The expected answer is a single number, namely how many lines in the data below hold the word "price".

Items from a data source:
Start of Block
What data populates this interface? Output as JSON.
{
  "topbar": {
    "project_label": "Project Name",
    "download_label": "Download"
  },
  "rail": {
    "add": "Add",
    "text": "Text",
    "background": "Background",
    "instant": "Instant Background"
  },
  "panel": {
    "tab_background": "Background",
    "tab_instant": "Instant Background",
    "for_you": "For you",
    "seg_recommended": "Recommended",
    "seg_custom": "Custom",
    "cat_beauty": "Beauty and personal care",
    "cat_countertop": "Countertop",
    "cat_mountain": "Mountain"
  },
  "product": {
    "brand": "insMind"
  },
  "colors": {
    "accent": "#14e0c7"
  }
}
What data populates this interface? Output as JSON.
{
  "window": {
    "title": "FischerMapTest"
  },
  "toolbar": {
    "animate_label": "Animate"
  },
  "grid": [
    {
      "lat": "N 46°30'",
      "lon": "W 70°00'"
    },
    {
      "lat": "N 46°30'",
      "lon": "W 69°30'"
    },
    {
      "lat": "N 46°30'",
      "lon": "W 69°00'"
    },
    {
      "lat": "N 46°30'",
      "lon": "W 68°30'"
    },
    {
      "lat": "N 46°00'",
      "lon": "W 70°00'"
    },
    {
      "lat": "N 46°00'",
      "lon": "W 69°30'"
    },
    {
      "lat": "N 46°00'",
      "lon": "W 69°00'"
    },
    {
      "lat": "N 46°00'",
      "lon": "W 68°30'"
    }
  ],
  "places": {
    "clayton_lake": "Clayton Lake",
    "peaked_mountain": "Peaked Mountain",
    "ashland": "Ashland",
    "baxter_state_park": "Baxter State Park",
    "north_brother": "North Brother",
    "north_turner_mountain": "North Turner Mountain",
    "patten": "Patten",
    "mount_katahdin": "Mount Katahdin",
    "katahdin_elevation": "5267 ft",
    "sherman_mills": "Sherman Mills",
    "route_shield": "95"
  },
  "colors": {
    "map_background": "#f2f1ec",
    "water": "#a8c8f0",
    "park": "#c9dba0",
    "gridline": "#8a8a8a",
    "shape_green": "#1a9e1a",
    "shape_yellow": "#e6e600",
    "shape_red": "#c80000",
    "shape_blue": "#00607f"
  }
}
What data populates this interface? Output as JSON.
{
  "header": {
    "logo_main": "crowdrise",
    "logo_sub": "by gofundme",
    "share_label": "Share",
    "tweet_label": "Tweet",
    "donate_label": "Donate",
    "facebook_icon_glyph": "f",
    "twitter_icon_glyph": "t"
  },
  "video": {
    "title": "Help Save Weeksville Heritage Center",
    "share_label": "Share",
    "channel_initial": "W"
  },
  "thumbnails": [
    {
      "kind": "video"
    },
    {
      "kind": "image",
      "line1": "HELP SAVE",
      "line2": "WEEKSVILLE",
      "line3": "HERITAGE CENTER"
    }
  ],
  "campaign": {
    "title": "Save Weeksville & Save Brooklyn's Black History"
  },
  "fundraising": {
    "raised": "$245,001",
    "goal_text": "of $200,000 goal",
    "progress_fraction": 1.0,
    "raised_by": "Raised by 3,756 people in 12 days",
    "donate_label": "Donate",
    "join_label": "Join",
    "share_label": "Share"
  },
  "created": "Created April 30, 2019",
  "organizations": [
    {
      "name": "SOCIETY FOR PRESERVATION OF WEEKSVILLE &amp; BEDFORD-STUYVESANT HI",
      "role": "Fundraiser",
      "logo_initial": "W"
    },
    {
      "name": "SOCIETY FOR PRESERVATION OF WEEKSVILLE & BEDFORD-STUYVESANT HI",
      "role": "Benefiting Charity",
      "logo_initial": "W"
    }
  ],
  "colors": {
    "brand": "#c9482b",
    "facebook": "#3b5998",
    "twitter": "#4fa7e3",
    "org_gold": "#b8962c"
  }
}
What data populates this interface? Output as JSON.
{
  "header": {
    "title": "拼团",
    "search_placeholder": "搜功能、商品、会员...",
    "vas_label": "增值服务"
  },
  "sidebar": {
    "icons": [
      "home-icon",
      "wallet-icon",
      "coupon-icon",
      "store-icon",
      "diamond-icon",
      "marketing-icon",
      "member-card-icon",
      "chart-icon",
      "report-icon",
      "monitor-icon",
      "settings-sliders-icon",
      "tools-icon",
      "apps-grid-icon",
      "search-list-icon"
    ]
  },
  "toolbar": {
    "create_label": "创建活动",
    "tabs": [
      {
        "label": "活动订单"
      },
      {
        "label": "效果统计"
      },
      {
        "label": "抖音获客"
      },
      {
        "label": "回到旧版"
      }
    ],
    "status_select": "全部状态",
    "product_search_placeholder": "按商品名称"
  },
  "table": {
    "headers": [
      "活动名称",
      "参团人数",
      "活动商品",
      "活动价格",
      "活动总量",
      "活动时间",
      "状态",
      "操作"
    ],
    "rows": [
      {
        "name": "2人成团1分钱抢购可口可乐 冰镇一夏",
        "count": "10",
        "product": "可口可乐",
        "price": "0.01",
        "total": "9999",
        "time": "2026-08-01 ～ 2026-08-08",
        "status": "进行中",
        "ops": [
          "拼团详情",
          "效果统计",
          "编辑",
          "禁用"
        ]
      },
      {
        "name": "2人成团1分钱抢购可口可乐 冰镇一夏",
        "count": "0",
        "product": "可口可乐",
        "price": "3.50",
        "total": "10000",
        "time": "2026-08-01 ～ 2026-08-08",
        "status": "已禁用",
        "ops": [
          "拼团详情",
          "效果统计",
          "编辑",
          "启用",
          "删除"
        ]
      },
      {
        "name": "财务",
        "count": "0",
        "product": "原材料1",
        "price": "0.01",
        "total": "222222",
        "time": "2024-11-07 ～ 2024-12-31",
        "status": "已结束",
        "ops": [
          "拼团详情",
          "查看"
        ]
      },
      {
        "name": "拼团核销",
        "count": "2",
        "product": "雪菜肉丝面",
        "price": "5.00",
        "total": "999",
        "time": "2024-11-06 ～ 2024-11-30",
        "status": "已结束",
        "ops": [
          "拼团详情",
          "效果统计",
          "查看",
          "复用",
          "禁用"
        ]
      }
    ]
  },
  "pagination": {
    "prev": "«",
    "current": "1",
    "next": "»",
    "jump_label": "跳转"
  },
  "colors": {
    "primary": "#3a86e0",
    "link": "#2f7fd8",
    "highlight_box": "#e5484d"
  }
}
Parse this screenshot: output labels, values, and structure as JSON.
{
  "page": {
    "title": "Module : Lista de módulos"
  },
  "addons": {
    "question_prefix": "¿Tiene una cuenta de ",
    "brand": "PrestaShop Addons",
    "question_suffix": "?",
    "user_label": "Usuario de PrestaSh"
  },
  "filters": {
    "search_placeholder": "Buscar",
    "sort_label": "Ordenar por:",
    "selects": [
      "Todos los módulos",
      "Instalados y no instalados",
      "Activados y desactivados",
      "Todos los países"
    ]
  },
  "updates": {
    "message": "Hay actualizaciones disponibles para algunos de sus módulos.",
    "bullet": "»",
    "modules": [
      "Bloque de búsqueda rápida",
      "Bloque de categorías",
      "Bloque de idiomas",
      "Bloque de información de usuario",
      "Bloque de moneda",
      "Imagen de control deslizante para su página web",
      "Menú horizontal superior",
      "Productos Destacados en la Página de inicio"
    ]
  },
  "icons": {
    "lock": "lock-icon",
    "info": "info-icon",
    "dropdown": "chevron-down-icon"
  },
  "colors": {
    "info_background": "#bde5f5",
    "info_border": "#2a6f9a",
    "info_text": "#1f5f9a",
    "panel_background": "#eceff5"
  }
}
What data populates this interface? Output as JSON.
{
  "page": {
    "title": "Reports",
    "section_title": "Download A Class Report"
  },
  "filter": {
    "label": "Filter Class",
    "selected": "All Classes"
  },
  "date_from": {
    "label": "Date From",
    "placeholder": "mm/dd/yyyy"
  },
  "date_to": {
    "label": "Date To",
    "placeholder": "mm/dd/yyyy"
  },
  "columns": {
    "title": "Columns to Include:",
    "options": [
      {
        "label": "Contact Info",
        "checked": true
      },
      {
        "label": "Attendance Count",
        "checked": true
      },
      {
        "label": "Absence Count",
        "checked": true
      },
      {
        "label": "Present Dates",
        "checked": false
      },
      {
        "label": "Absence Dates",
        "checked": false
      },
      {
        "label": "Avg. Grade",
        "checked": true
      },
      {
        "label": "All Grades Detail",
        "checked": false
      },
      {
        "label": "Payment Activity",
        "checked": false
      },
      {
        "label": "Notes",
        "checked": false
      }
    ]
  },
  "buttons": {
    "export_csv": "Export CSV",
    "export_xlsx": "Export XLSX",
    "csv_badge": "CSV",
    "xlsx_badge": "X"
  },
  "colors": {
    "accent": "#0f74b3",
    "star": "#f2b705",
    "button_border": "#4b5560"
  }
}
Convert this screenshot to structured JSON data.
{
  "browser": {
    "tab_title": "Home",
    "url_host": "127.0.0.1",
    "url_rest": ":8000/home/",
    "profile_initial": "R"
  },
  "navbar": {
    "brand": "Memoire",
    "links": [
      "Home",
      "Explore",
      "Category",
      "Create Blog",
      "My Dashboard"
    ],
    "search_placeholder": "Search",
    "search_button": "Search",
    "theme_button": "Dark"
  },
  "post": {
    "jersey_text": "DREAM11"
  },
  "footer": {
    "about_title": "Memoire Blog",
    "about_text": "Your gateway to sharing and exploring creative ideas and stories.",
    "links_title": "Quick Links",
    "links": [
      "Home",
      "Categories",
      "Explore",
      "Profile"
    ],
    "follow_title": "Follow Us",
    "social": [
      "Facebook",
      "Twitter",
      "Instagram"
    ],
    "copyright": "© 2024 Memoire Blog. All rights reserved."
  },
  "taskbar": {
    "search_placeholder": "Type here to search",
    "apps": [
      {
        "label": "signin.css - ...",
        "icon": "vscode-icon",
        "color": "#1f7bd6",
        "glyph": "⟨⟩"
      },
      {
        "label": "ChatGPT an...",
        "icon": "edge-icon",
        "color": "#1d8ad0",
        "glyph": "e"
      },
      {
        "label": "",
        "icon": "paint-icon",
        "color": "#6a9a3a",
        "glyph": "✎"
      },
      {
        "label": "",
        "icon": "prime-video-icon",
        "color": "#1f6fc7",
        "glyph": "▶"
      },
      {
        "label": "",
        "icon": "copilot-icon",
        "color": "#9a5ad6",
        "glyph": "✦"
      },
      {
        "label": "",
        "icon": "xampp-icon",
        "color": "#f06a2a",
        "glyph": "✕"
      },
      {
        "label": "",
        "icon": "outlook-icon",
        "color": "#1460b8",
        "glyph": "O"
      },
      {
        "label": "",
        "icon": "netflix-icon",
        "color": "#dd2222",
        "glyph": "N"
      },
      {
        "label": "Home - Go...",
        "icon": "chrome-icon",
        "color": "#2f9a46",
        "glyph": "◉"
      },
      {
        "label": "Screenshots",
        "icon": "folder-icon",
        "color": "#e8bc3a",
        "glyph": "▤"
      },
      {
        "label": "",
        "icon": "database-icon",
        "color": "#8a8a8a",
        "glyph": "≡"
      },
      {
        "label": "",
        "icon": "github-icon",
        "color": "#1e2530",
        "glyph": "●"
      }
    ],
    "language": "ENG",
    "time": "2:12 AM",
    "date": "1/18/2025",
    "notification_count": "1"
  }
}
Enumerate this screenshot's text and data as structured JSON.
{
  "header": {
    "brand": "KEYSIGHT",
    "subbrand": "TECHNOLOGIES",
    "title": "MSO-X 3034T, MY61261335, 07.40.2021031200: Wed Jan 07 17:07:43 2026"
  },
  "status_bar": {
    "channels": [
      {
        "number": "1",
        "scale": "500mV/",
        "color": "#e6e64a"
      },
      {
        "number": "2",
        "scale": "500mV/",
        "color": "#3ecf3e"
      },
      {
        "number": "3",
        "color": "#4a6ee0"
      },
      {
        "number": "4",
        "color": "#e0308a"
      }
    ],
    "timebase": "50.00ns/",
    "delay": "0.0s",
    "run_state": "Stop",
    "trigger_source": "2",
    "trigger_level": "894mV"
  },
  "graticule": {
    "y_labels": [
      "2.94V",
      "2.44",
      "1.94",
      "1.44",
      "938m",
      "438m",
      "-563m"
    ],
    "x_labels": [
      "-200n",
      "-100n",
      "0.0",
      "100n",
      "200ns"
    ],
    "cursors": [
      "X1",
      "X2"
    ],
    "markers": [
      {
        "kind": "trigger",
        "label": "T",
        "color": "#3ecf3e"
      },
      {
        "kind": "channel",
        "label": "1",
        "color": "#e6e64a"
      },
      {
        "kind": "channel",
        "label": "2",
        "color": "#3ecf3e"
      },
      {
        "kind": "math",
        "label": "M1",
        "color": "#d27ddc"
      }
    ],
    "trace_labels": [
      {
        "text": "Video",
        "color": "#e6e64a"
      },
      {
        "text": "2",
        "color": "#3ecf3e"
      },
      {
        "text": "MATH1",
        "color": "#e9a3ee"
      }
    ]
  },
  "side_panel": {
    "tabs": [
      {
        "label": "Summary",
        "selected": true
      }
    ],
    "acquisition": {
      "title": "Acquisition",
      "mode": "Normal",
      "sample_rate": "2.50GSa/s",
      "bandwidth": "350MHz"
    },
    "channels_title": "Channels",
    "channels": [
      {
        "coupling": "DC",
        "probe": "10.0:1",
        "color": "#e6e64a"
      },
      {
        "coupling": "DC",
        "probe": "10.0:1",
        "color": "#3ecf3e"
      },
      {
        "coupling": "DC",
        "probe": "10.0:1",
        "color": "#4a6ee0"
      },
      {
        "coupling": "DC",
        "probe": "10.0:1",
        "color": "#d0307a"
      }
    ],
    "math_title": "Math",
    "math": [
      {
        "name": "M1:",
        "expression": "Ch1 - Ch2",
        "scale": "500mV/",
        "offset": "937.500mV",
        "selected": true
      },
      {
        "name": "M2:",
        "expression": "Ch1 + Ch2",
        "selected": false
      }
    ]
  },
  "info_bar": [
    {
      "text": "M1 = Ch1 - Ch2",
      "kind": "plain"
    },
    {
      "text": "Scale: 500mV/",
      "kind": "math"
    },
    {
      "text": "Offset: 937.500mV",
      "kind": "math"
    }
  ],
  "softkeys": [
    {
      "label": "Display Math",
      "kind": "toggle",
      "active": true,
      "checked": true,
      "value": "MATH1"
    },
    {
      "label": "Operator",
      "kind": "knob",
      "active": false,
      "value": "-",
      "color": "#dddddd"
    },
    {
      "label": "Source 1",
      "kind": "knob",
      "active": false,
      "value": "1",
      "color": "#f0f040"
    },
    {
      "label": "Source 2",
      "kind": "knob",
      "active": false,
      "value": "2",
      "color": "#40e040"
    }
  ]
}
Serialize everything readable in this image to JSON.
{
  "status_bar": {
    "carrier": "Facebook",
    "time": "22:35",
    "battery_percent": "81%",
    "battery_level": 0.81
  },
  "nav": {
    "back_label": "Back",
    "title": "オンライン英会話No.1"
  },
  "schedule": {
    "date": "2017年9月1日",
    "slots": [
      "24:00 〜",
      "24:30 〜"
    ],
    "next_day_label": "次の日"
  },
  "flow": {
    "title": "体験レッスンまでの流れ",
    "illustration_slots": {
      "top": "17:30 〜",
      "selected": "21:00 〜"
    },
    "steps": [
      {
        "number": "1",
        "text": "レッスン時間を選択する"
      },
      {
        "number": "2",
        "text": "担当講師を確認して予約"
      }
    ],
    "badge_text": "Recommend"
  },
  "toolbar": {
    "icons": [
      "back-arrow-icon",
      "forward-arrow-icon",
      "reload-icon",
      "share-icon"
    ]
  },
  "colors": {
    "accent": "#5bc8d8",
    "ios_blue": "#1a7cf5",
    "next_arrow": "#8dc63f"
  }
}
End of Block
_Exercise solution_
4